Exercise directions:
Write out each entry below exactly; the images do not belong in your copy.

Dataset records
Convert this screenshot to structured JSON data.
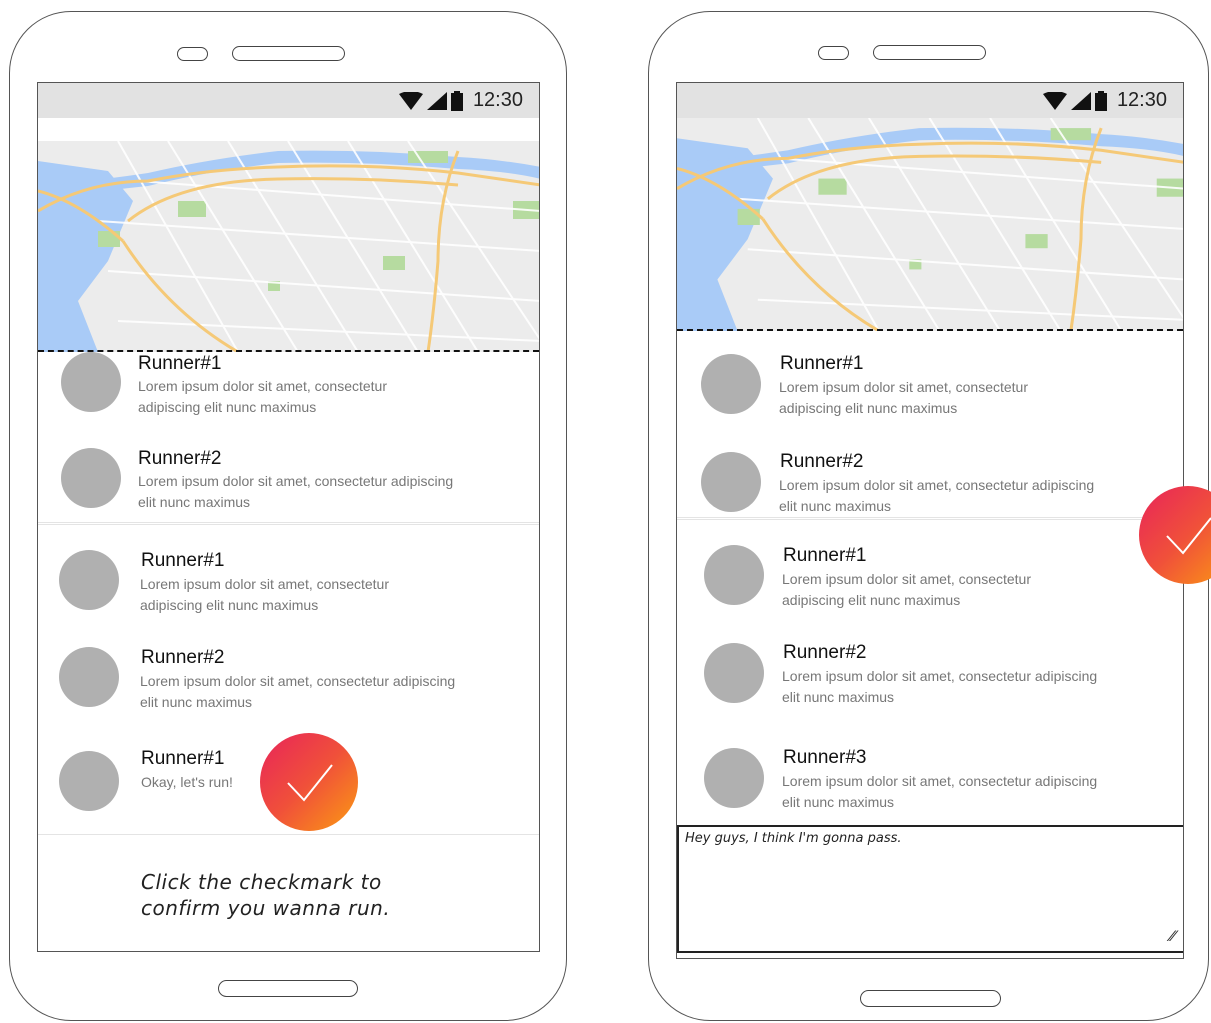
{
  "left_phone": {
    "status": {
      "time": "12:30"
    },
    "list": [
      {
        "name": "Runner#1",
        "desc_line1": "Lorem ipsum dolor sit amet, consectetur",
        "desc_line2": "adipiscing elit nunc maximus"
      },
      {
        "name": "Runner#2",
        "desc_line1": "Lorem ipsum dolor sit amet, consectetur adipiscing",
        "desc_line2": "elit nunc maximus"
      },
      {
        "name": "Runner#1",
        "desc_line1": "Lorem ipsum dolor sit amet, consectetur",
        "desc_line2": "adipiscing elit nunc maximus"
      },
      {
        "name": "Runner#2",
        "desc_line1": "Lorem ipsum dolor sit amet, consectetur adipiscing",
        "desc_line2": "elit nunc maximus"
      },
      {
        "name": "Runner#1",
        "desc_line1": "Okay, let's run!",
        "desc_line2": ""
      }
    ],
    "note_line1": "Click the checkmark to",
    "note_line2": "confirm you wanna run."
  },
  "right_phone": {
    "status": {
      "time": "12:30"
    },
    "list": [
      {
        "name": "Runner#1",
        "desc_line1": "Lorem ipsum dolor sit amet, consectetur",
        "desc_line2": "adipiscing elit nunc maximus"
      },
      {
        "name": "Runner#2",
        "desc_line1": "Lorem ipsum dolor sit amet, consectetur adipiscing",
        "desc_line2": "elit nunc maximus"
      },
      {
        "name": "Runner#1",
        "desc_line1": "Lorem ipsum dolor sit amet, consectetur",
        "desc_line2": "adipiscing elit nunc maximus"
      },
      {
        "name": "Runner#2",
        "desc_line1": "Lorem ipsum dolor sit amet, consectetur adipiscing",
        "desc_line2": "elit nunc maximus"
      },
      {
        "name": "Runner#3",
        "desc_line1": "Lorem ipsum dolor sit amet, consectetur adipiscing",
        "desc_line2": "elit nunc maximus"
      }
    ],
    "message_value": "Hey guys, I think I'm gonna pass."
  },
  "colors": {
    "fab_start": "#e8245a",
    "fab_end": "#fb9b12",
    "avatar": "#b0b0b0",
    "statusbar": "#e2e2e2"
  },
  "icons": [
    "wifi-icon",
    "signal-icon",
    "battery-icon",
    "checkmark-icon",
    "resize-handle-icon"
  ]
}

Written solution:
Convert this screenshot to structured JSON data.
{
  "left_phone": {
    "status": {
      "time": "12:30"
    },
    "list": [
      {
        "name": "Runner#1",
        "desc_line1": "Lorem ipsum dolor sit amet, consectetur",
        "desc_line2": "adipiscing elit nunc maximus"
      },
      {
        "name": "Runner#2",
        "desc_line1": "Lorem ipsum dolor sit amet, consectetur adipiscing",
        "desc_line2": "elit nunc maximus"
      },
      {
        "name": "Runner#1",
        "desc_line1": "Lorem ipsum dolor sit amet, consectetur",
        "desc_line2": "adipiscing elit nunc maximus"
      },
      {
        "name": "Runner#2",
        "desc_line1": "Lorem ipsum dolor sit amet, consectetur adipiscing",
        "desc_line2": "elit nunc maximus"
      },
      {
        "name": "Runner#1",
        "desc_line1": "Okay, let's run!",
        "desc_line2": ""
      }
    ],
    "note_line1": "Click the checkmark to",
    "note_line2": "confirm you wanna run."
  },
  "right_phone": {
    "status": {
      "time": "12:30"
    },
    "list": [
      {
        "name": "Runner#1",
        "desc_line1": "Lorem ipsum dolor sit amet, consectetur",
        "desc_line2": "adipiscing elit nunc maximus"
      },
      {
        "name": "Runner#2",
        "desc_line1": "Lorem ipsum dolor sit amet, consectetur adipiscing",
        "desc_line2": "elit nunc maximus"
      },
      {
        "name": "Runner#1",
        "desc_line1": "Lorem ipsum dolor sit amet, consectetur",
        "desc_line2": "adipiscing elit nunc maximus"
      },
      {
        "name": "Runner#2",
        "desc_line1": "Lorem ipsum dolor sit amet, consectetur adipiscing",
        "desc_line2": "elit nunc maximus"
      },
      {
        "name": "Runner#3",
        "desc_line1": "Lorem ipsum dolor sit amet, consectetur adipiscing",
        "desc_line2": "elit nunc maximus"
      }
    ],
    "message_value": "Hey guys, I think I'm gonna pass."
  },
  "colors": {
    "fab_start": "#e8245a",
    "fab_end": "#fb9b12",
    "avatar": "#b0b0b0",
    "statusbar": "#e2e2e2"
  },
  "icons": [
    "wifi-icon",
    "signal-icon",
    "battery-icon",
    "checkmark-icon",
    "resize-handle-icon"
  ]
}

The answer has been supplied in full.